INSTRUCTIONS FOR THE TASK:
For the records that follow, give the number of lines in which the word "Abyss" occurs, with nothing added.

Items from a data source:
⁂
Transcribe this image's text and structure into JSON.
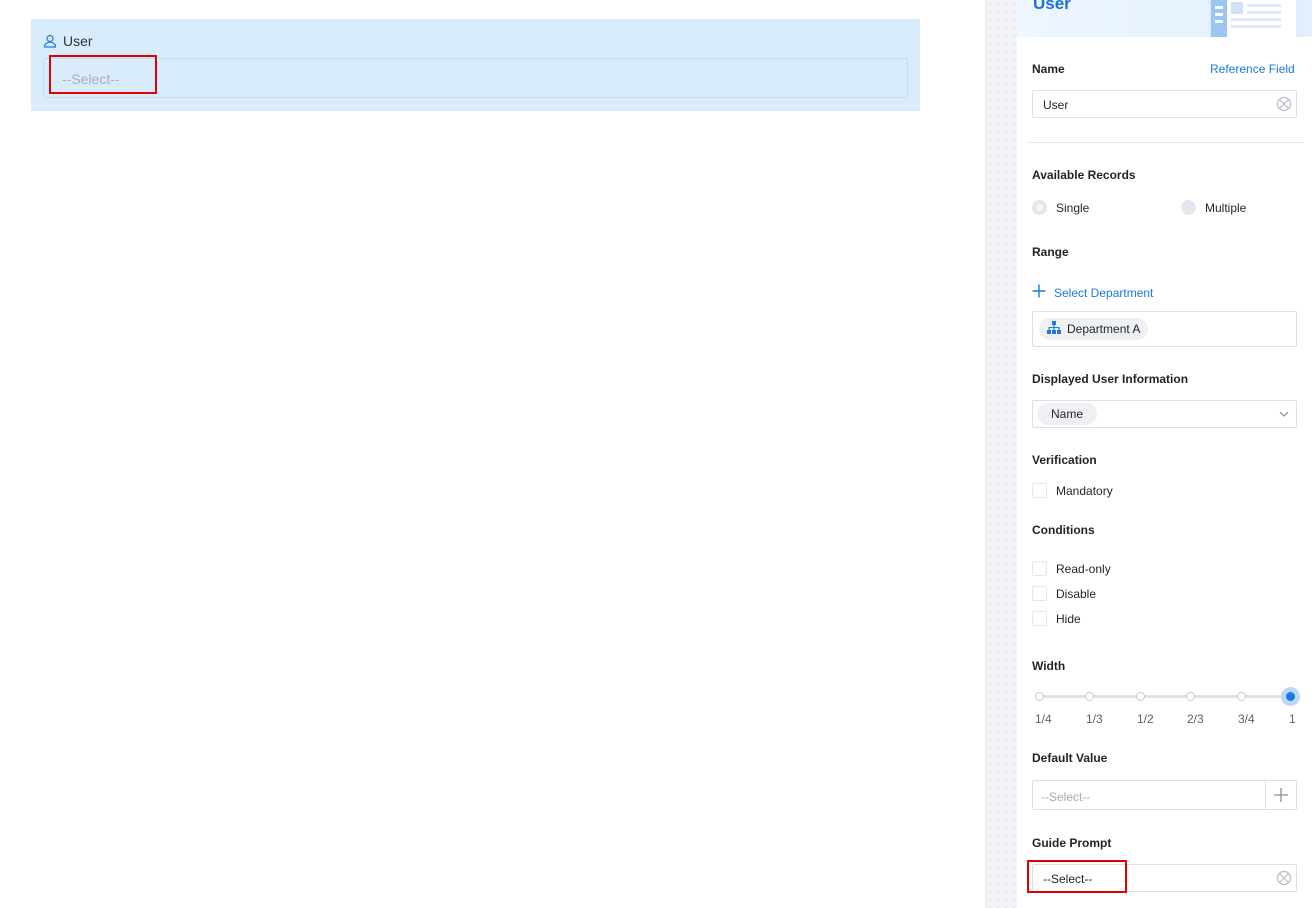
{
  "canvas": {
    "field_label": "User",
    "field_placeholder": "--Select--"
  },
  "panel": {
    "title": "User",
    "name_label": "Name",
    "reference_field_link": "Reference Field",
    "name_value": "User",
    "available_records_label": "Available Records",
    "records_options": [
      {
        "label": "Single",
        "selected": true
      },
      {
        "label": "Multiple",
        "selected": false
      }
    ],
    "range_label": "Range",
    "select_department_link": "Select Department",
    "department_tag": "Department A",
    "displayed_info_label": "Displayed User Information",
    "displayed_info_tag": "Name",
    "verification_label": "Verification",
    "mandatory_label": "Mandatory",
    "conditions_label": "Conditions",
    "conditions": [
      "Read-only",
      "Disable",
      "Hide"
    ],
    "width_label": "Width",
    "width_ticks": [
      "1/4",
      "1/3",
      "1/2",
      "2/3",
      "3/4",
      "1"
    ],
    "width_value": "1",
    "default_value_label": "Default Value",
    "default_value_placeholder": "--Select--",
    "guide_prompt_label": "Guide Prompt",
    "guide_prompt_value": "--Select--"
  },
  "colors": {
    "accent": "#1a7adf",
    "highlight": "#e00000",
    "field_block_bg": "#d8ecfc"
  }
}
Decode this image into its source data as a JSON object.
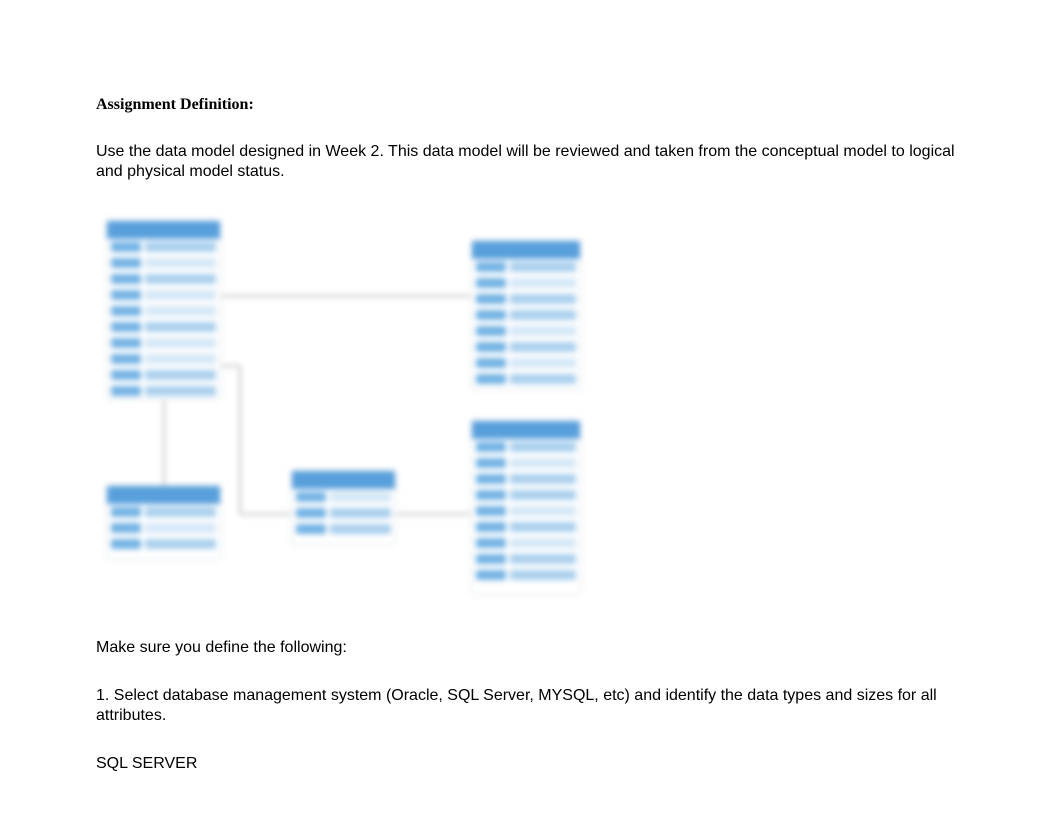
{
  "heading": "Assignment Definition:",
  "intro": "Use the data model designed in Week 2. This data model will be reviewed and taken from the conceptual model to logical and physical model status.",
  "instruction": "Make sure you define the following:",
  "step1": "1. Select database management system (Oracle, SQL Server, MYSQL, etc) and identify the data types and sizes for all attributes.",
  "answer": "SQL SERVER"
}
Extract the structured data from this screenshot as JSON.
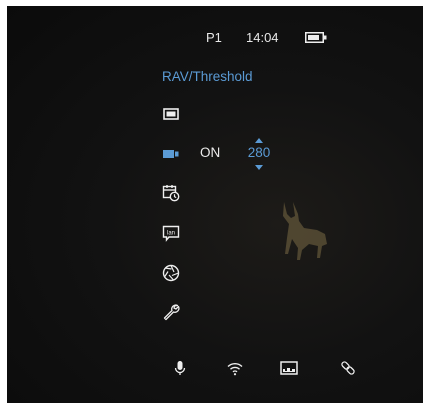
{
  "status_bar": {
    "profile": "P1",
    "time": "14:04"
  },
  "menu": {
    "title": "RAV/Threshold"
  },
  "threshold": {
    "state": "ON",
    "value": "280"
  },
  "colors": {
    "accent": "#5b9bd5",
    "text": "#ececec",
    "background": "#111111"
  },
  "icons": {
    "status": [
      "battery-icon"
    ],
    "menu": [
      "display-mode-icon",
      "video-camera-icon",
      "calendar-clock-icon",
      "language-icon",
      "shutter-icon",
      "wrench-icon"
    ],
    "bottom_bar": [
      "microphone-icon",
      "wifi-icon",
      "image-frame-icon",
      "link-icon"
    ]
  }
}
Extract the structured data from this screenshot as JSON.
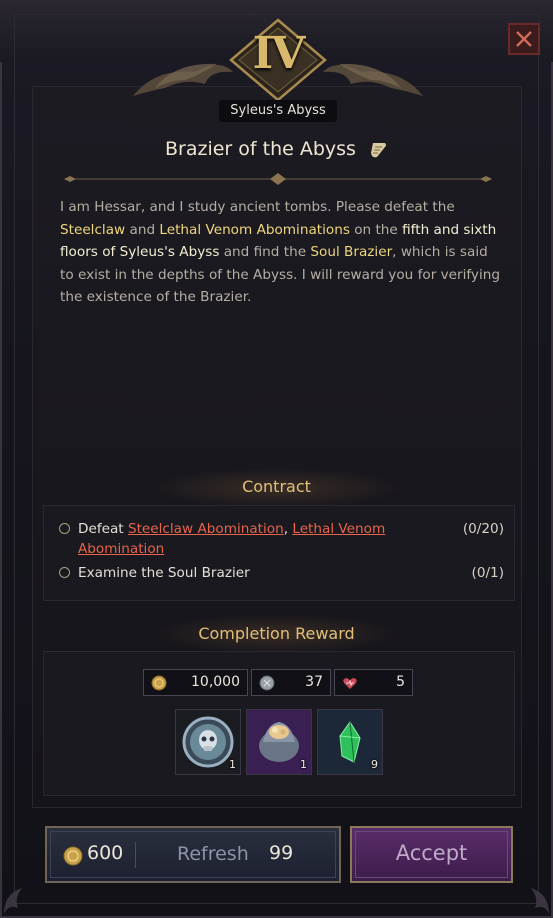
{
  "header": {
    "rank": "IV",
    "region": "Syleus's Abyss",
    "close_icon": "close-icon"
  },
  "quest": {
    "title": "Brazier of the Abyss",
    "title_icon": "scroll-icon",
    "description": {
      "p1": "I am Hessar, and I study ancient tombs. Please defeat the ",
      "h1": "Steelclaw",
      "p2": " and ",
      "h2": "Lethal Venom Abominations",
      "p3": " on the ",
      "h3": "fifth and sixth floors of Syleus's Abyss",
      "p4": " and find the ",
      "h4": "Soul Brazier",
      "p5": ", which is said to exist in the depths of the Abyss. I will reward you for verifying the existence of the Brazier."
    }
  },
  "contract": {
    "title": "Contract",
    "objectives": [
      {
        "prefix": "Defeat ",
        "link1": "Steelclaw Abomination",
        "sep": ", ",
        "link2": "Lethal Venom Abomination",
        "count": "(0/20)"
      },
      {
        "text": "Examine the Soul Brazier",
        "count": "(0/1)"
      }
    ]
  },
  "reward": {
    "title": "Completion Reward",
    "currencies": [
      {
        "icon": "gold-coin-icon",
        "value": "10,000"
      },
      {
        "icon": "silver-coin-icon",
        "value": "37"
      },
      {
        "icon": "heart-icon",
        "value": "5"
      }
    ],
    "items": [
      {
        "icon": "skull-medallion-icon",
        "qty": "1"
      },
      {
        "icon": "ore-chest-icon",
        "qty": "1"
      },
      {
        "icon": "green-crystal-icon",
        "qty": "9"
      }
    ]
  },
  "actions": {
    "refresh_cost": "600",
    "refresh_label": "Refresh",
    "refresh_count": "99",
    "accept_label": "Accept"
  },
  "colors": {
    "accent_gold": "#e0c078",
    "highlight_yellow": "#eed77c",
    "link_red": "#e8644a",
    "accept_purple": "#5a2d6a"
  }
}
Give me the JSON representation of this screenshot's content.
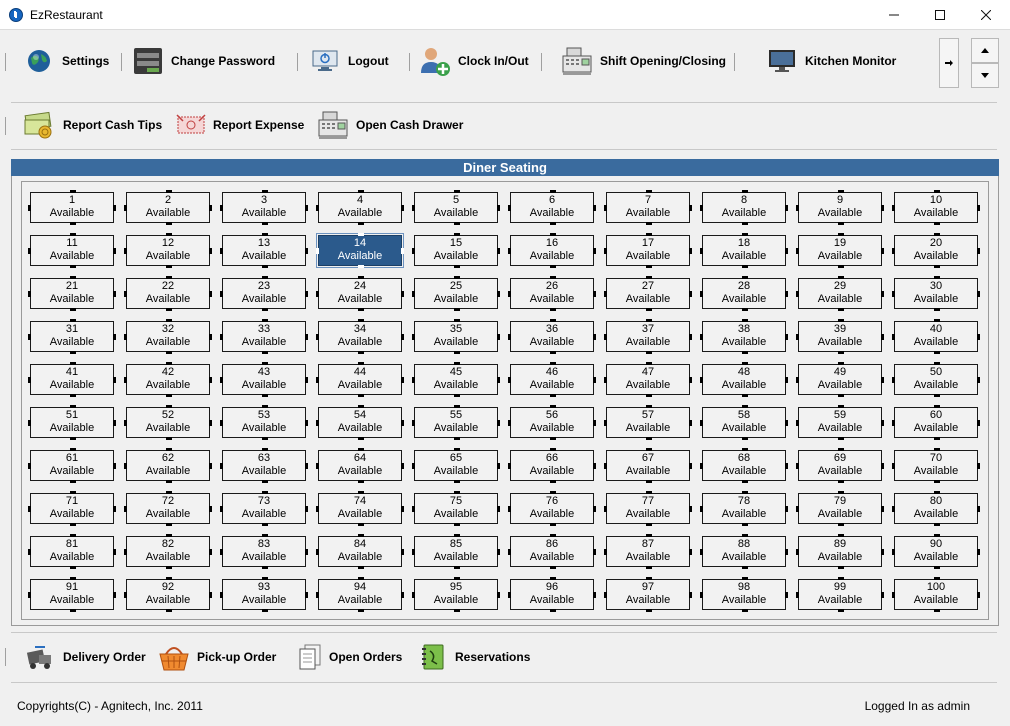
{
  "window": {
    "title": "EzRestaurant"
  },
  "toolbar1": [
    {
      "id": "settings",
      "label": "Settings",
      "icon": "globe-icon"
    },
    {
      "id": "change-password",
      "label": "Change Password",
      "icon": "password-panel-icon"
    },
    {
      "id": "logout",
      "label": "Logout",
      "icon": "monitor-power-icon"
    },
    {
      "id": "clock-in-out",
      "label": "Clock In/Out",
      "icon": "user-add-icon"
    },
    {
      "id": "shift",
      "label": "Shift Opening/Closing",
      "icon": "cash-register-icon"
    },
    {
      "id": "kitchen-monitor",
      "label": "Kitchen Monitor",
      "icon": "monitor-icon"
    }
  ],
  "toolbar2": [
    {
      "id": "report-cash-tips",
      "label": "Report Cash Tips",
      "icon": "cash-bills-icon"
    },
    {
      "id": "report-expense",
      "label": "Report Expense",
      "icon": "expense-bill-icon"
    },
    {
      "id": "open-cash-drawer",
      "label": "Open Cash Drawer",
      "icon": "cash-register-icon"
    }
  ],
  "seating": {
    "title": "Diner Seating",
    "status_label": "Available",
    "table_count": 100,
    "selected_table": 14
  },
  "toolbar3": [
    {
      "id": "delivery-order",
      "label": "Delivery Order",
      "icon": "delivery-icon"
    },
    {
      "id": "pickup-order",
      "label": "Pick-up Order",
      "icon": "basket-icon"
    },
    {
      "id": "open-orders",
      "label": "Open Orders",
      "icon": "documents-icon"
    },
    {
      "id": "reservations",
      "label": "Reservations",
      "icon": "notebook-icon"
    }
  ],
  "statusbar": {
    "copyright": "Copyrights(C) - Agnitech, Inc. 2011",
    "login": "Logged In as admin"
  },
  "colors": {
    "header": "#3a6b9e",
    "selected": "#2b5a8c"
  }
}
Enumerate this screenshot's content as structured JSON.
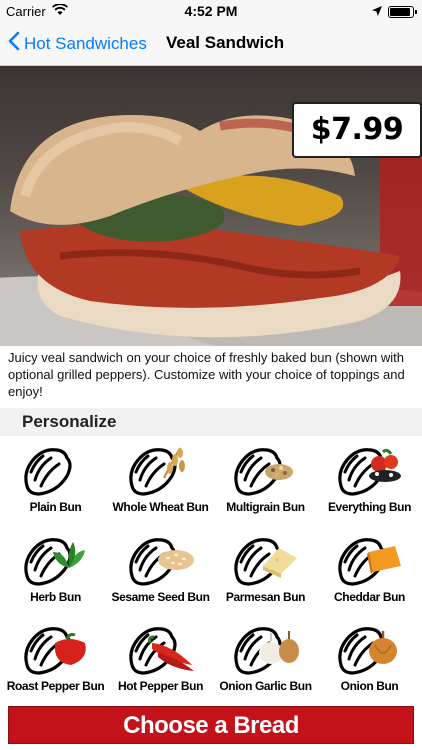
{
  "status_bar": {
    "carrier": "Carrier",
    "time": "4:52 PM"
  },
  "nav": {
    "back_label": "Hot Sandwiches",
    "title": "Veal Sandwich"
  },
  "item": {
    "price": "$7.99",
    "description": "Juicy veal sandwich on your choice of freshly baked bun (shown with optional grilled peppers).  Customize with your choice of toppings and enjoy!"
  },
  "personalize": {
    "title": "Personalize",
    "options": [
      {
        "label": "Plain Bun",
        "topping": "none"
      },
      {
        "label": "Whole Wheat Bun",
        "topping": "wheat"
      },
      {
        "label": "Multigrain Bun",
        "topping": "grain"
      },
      {
        "label": "Everything Bun",
        "topping": "everything"
      },
      {
        "label": "Herb Bun",
        "topping": "herb"
      },
      {
        "label": "Sesame Seed Bun",
        "topping": "sesame"
      },
      {
        "label": "Parmesan Bun",
        "topping": "parmesan"
      },
      {
        "label": "Cheddar Bun",
        "topping": "cheddar"
      },
      {
        "label": "Roast Pepper Bun",
        "topping": "roast-pepper"
      },
      {
        "label": "Hot Pepper Bun",
        "topping": "hot-pepper"
      },
      {
        "label": "Onion Garlic Bun",
        "topping": "onion-garlic"
      },
      {
        "label": "Onion Bun",
        "topping": "onion"
      }
    ]
  },
  "cta": {
    "label": "Choose a Bread"
  },
  "colors": {
    "accent": "#0a7aff",
    "cta": "#c4121a"
  }
}
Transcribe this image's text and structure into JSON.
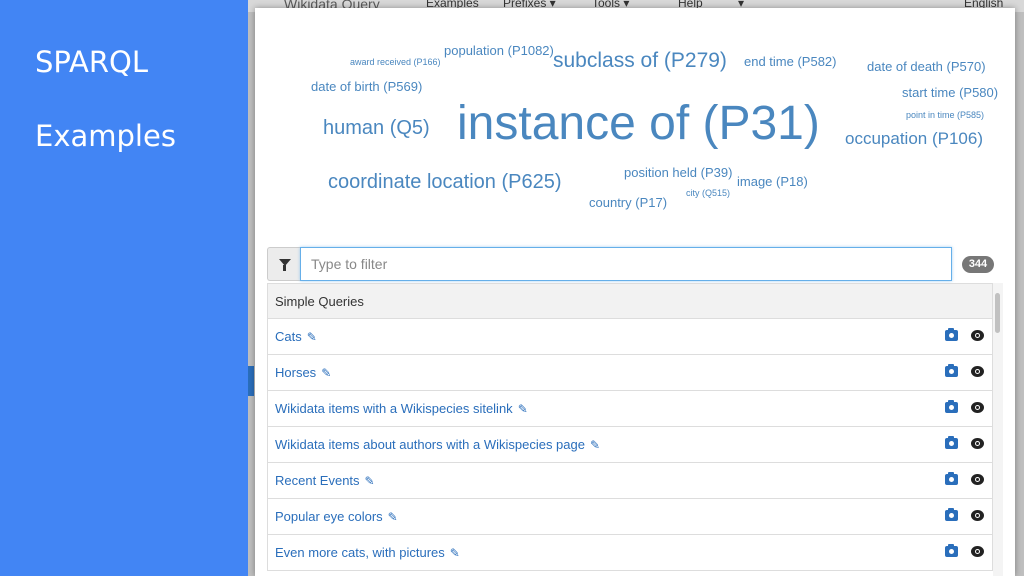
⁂
THE ANSWER:
4